WHAT THE TASK ASKS:
Please write each record out again word for word.

DATA UNDER STUDY:

= = =

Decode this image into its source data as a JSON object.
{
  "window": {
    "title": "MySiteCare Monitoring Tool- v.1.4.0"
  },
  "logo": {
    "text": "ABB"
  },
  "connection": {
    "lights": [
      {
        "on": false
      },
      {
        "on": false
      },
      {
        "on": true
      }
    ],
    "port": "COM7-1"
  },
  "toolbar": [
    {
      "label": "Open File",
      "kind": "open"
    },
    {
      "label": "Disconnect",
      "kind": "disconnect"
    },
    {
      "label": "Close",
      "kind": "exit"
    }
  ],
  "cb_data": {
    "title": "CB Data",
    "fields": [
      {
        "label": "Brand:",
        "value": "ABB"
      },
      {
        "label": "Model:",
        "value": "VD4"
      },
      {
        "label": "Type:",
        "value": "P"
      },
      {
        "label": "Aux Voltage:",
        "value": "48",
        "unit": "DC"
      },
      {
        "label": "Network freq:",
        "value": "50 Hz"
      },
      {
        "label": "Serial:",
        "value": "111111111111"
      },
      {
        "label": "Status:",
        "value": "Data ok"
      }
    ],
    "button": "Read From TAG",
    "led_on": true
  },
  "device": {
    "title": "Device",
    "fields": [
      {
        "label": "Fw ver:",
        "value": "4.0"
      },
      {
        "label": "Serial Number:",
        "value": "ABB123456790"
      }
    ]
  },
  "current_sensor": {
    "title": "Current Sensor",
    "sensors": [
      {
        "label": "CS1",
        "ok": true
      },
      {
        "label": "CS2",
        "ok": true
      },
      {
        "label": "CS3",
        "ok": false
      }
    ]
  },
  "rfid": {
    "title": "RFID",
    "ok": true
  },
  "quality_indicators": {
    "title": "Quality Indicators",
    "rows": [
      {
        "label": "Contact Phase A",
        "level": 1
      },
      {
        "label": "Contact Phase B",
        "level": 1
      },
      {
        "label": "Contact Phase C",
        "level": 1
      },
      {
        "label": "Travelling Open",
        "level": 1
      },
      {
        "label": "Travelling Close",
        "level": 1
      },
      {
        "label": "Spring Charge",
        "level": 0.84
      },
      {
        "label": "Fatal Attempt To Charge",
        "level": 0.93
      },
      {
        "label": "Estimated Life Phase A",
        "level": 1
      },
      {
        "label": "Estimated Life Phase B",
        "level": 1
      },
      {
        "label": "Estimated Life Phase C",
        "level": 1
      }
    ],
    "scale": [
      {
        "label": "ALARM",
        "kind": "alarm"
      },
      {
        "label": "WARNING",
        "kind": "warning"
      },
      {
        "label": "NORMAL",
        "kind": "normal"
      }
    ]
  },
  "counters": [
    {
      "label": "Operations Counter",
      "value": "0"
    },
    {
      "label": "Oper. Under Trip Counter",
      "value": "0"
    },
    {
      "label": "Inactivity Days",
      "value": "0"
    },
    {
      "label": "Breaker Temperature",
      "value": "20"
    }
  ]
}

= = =

RESPONSE TO THIS TASK:
Decode this image into its source data as a JSON object.
{
  "window": {
    "title": "MySiteCare Monitoring Tool- v.1.4.0"
  },
  "logo": {
    "text": "ABB"
  },
  "connection": {
    "lights": [
      {
        "on": false
      },
      {
        "on": false
      },
      {
        "on": true
      }
    ],
    "port": "COM7-1"
  },
  "toolbar": [
    {
      "label": "Open File",
      "kind": "open"
    },
    {
      "label": "Disconnect",
      "kind": "disconnect"
    },
    {
      "label": "Close",
      "kind": "exit"
    }
  ],
  "cb_data": {
    "title": "CB Data",
    "fields": [
      {
        "label": "Brand:",
        "value": "ABB"
      },
      {
        "label": "Model:",
        "value": "VD4"
      },
      {
        "label": "Type:",
        "value": "P"
      },
      {
        "label": "Aux Voltage:",
        "value": "48",
        "unit": "DC"
      },
      {
        "label": "Network freq:",
        "value": "50 Hz"
      },
      {
        "label": "Serial:",
        "value": "111111111111"
      },
      {
        "label": "Status:",
        "value": "Data ok"
      }
    ],
    "button": "Read From TAG",
    "led_on": true
  },
  "device": {
    "title": "Device",
    "fields": [
      {
        "label": "Fw ver:",
        "value": "4.0"
      },
      {
        "label": "Serial Number:",
        "value": "ABB123456790"
      }
    ]
  },
  "current_sensor": {
    "title": "Current Sensor",
    "sensors": [
      {
        "label": "CS1",
        "ok": true
      },
      {
        "label": "CS2",
        "ok": true
      },
      {
        "label": "CS3",
        "ok": false
      }
    ]
  },
  "rfid": {
    "title": "RFID",
    "ok": true
  },
  "quality_indicators": {
    "title": "Quality Indicators",
    "rows": [
      {
        "label": "Contact Phase A",
        "level": 1
      },
      {
        "label": "Contact Phase B",
        "level": 1
      },
      {
        "label": "Contact Phase C",
        "level": 1
      },
      {
        "label": "Travelling Open",
        "level": 1
      },
      {
        "label": "Travelling Close",
        "level": 1
      },
      {
        "label": "Spring Charge",
        "level": 0.84
      },
      {
        "label": "Fatal Attempt To Charge",
        "level": 0.93
      },
      {
        "label": "Estimated Life Phase A",
        "level": 1
      },
      {
        "label": "Estimated Life Phase B",
        "level": 1
      },
      {
        "label": "Estimated Life Phase C",
        "level": 1
      }
    ],
    "scale": [
      {
        "label": "ALARM",
        "kind": "alarm"
      },
      {
        "label": "WARNING",
        "kind": "warning"
      },
      {
        "label": "NORMAL",
        "kind": "normal"
      }
    ]
  },
  "counters": [
    {
      "label": "Operations Counter",
      "value": "0"
    },
    {
      "label": "Oper. Under Trip Counter",
      "value": "0"
    },
    {
      "label": "Inactivity Days",
      "value": "0"
    },
    {
      "label": "Breaker Temperature",
      "value": "20"
    }
  ]
}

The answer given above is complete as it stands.